**The records:**
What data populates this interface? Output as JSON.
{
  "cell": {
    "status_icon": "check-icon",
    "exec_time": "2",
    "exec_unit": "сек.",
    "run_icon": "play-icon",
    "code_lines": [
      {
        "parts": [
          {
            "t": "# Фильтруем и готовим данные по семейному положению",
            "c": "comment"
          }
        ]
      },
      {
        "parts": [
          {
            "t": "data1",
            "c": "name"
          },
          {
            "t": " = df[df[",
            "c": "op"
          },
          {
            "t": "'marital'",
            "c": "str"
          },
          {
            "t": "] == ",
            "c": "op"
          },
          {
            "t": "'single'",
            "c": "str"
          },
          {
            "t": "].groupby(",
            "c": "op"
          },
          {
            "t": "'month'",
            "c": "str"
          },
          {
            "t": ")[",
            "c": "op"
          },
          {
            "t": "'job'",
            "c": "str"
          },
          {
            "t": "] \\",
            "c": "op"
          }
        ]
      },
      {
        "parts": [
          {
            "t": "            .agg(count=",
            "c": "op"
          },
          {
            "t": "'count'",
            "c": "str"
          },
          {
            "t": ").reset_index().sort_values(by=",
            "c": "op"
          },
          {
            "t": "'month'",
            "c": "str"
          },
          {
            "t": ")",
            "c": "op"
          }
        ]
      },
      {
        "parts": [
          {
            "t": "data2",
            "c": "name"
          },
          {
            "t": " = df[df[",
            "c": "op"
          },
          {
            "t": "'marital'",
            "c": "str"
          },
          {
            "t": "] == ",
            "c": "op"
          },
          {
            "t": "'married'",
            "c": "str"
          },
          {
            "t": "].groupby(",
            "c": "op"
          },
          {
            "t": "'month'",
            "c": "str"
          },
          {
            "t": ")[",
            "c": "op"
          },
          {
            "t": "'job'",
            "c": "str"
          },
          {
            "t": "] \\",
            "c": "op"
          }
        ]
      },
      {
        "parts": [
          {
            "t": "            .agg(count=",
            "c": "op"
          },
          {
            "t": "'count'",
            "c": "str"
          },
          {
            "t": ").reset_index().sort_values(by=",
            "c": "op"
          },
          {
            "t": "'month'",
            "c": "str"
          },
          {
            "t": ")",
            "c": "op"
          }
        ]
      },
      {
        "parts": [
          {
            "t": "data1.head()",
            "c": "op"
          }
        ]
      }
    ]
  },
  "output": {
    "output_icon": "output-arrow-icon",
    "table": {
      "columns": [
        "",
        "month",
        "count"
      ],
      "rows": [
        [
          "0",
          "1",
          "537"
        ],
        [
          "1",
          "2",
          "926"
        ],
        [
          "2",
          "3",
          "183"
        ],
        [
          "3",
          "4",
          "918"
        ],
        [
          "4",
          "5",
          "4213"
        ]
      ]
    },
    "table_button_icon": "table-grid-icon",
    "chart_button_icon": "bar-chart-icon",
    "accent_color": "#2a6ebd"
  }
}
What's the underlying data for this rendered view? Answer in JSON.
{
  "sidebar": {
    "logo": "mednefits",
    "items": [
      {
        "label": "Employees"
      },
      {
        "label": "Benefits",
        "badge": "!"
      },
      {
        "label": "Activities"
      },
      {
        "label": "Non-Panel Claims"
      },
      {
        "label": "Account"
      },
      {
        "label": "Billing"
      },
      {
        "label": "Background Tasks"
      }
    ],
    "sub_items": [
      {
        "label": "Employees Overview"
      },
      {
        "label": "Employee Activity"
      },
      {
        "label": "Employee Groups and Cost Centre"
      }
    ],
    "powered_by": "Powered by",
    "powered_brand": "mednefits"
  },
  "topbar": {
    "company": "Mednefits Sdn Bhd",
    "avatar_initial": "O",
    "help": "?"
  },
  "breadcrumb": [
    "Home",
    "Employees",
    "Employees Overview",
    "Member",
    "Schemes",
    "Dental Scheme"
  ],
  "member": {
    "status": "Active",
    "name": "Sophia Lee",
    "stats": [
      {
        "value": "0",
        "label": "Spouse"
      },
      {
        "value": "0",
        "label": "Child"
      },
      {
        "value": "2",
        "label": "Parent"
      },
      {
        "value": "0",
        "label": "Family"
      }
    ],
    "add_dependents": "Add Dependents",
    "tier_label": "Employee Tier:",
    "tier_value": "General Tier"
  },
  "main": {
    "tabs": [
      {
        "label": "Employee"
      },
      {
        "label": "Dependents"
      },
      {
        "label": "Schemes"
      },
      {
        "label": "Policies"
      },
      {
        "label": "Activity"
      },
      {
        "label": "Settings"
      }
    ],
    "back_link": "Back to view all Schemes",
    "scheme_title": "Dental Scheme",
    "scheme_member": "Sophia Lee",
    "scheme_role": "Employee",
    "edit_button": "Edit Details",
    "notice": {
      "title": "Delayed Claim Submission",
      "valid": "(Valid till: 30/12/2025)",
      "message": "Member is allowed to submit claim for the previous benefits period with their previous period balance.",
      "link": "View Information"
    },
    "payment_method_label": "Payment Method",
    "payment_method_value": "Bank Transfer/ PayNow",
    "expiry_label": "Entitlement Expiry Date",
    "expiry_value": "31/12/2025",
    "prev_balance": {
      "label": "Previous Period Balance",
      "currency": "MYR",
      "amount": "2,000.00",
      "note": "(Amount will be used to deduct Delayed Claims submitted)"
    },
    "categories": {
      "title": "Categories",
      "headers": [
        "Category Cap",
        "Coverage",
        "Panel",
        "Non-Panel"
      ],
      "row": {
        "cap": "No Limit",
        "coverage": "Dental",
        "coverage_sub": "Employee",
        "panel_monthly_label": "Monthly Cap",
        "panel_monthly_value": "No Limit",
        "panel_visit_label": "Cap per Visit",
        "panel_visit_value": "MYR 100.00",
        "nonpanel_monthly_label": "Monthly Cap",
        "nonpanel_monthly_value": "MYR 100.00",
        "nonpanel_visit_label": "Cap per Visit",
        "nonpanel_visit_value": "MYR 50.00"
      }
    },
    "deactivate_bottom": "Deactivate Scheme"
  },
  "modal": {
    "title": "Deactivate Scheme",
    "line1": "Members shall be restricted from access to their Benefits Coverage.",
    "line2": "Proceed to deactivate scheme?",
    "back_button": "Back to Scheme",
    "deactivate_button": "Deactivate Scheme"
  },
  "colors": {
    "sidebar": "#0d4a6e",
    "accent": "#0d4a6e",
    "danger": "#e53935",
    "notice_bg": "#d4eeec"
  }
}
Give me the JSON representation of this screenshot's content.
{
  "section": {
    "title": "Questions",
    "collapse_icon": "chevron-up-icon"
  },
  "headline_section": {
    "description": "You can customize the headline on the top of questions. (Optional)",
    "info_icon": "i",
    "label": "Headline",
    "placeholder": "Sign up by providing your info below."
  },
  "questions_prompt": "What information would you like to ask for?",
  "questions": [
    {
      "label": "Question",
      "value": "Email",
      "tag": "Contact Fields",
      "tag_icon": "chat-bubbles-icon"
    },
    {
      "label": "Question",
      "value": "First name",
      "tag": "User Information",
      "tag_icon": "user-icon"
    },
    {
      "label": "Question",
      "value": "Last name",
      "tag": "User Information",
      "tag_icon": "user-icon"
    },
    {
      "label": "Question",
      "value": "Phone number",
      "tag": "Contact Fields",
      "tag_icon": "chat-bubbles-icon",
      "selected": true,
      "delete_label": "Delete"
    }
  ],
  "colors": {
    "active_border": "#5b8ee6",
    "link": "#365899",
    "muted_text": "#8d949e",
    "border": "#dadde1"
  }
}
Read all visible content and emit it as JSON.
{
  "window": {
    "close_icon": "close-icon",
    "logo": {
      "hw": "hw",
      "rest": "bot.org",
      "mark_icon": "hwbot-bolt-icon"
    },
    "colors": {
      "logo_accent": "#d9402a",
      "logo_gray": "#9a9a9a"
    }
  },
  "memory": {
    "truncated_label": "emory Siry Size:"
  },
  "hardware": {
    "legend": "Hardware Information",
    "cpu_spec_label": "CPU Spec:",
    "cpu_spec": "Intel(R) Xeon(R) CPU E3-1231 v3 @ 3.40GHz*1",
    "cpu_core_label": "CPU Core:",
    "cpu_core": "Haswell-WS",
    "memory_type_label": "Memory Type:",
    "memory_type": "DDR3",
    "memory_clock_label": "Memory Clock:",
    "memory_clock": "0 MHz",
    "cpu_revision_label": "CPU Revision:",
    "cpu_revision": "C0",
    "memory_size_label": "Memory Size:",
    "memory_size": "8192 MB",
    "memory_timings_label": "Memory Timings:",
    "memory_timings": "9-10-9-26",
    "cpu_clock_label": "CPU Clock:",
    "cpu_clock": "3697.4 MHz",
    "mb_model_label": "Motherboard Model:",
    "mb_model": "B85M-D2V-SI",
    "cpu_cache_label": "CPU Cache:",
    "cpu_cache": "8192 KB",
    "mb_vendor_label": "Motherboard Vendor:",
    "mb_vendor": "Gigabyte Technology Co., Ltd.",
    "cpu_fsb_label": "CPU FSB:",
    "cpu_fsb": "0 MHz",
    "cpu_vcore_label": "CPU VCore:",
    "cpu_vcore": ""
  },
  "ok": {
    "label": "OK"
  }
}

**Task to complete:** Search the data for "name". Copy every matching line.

**Solved problem:**
            "c": "name"
            "c": "name"
    "name": "Sophia Lee",
      "value": "First name",
      "value": "Last name",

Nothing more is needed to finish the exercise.